It is worth noting that the conveying line’s length must be calculated using the “equivalent length” of elbows and vertical rises because these will have a significantly higher relative length (up to 40-60X) than that of a single foot of horizontal line length.


Dense Phase Systems

While most dilute phase system operate using positive pressure gas, dense phase systems can operate under either vacuum or positive pressure (although usually at lower positive pressures than dilute phase systems).

Materials with relatively large particle size and a narrow particle size distribution typically have good air permeability characteristics and will convey well in dense phase plug flow. Conversely, powdered materials with small particle sizes such as flour or fly-ash have good air-retention properties and will typically move along the conveying line as a fluidized mass and convey well in moving bed fashion.
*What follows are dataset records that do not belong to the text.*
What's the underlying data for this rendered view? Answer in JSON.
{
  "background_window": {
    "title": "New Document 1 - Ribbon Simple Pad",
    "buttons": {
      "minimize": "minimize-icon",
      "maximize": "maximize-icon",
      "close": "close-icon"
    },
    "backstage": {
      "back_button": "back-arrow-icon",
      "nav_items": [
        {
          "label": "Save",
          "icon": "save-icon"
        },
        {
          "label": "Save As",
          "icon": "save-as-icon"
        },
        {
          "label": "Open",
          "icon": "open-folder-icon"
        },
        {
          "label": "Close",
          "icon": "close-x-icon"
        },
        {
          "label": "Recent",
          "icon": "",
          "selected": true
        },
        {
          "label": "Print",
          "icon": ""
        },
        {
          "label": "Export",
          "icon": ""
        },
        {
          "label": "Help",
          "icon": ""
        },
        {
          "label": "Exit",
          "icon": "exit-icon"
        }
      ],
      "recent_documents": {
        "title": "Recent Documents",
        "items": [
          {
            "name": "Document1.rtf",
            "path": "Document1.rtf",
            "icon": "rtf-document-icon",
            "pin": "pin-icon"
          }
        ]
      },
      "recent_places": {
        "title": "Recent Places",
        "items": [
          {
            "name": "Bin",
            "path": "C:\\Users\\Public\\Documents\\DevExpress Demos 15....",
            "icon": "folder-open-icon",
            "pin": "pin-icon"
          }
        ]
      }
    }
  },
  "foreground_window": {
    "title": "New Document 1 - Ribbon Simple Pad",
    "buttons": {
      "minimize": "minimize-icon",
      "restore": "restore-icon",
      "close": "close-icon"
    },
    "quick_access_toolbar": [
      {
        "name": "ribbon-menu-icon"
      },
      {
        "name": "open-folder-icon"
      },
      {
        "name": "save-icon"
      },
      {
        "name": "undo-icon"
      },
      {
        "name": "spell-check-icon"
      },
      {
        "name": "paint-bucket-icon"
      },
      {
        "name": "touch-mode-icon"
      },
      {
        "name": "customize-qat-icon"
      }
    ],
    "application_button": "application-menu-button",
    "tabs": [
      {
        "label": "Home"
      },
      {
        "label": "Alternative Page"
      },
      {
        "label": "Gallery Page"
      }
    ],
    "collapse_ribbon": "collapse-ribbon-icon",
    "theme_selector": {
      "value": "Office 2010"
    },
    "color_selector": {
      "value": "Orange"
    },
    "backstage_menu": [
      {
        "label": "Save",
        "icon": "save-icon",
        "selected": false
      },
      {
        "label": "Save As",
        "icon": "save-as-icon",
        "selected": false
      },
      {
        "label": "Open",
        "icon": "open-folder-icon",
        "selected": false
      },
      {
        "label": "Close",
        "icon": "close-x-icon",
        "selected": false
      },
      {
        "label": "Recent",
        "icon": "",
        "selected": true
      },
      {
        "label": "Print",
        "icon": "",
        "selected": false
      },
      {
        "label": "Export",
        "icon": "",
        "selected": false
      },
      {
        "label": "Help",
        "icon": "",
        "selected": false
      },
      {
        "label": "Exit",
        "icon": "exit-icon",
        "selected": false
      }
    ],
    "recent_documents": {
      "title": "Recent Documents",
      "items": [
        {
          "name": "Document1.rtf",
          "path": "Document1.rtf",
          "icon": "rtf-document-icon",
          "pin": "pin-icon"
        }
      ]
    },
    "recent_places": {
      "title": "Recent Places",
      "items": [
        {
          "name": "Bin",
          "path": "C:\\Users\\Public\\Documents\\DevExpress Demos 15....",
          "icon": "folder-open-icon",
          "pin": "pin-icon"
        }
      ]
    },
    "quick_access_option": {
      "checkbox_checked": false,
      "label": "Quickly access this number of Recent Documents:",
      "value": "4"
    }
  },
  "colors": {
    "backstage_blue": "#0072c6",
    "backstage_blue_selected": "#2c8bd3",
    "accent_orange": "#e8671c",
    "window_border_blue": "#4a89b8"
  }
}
A quick and simple test to determine if a material has a good air retention or permeability property is to shake a closed sample jar of the material to aerate it and then remove the lid and drop a small ball bearing into it. If the ball bearing falls through the sample to the bottom of the jar, it demonstrates good air retention and it will likely transfer well in dense phase, moving bed fashion. If the ball bearing does not penetrate the material very far, then it is an indication it has good air permeability property and will convey well in dense phase, plug flow fashion. However, only transfer testing of the material is likely to provide proof of its ability to be pneumatically transferred in dense phase fashion.

Here's a video demonstrating dense phase transfer in a test we recently performed for a client at our test center:



Making a Choice

The capabilities of pneumatic conveying systems are extremely diverse since almost any dry solid can be conveyed long distances at relatively high flow rates in either dilute or dense phase fashion. And while the compressibility of the conveying gas will present some practical limitations, other economic factors such as actual application requirements, power consumption and capital costs will likely be the determining factors as to whether a dilute or dense phase system is right for your specific application. To learn more about dilute phase and dense phase methods of transfer and how they compare to other conveying methods, download our Comparison Guide on Pneumatic Conveying vs. Mechanical Conveying.


New call-to-action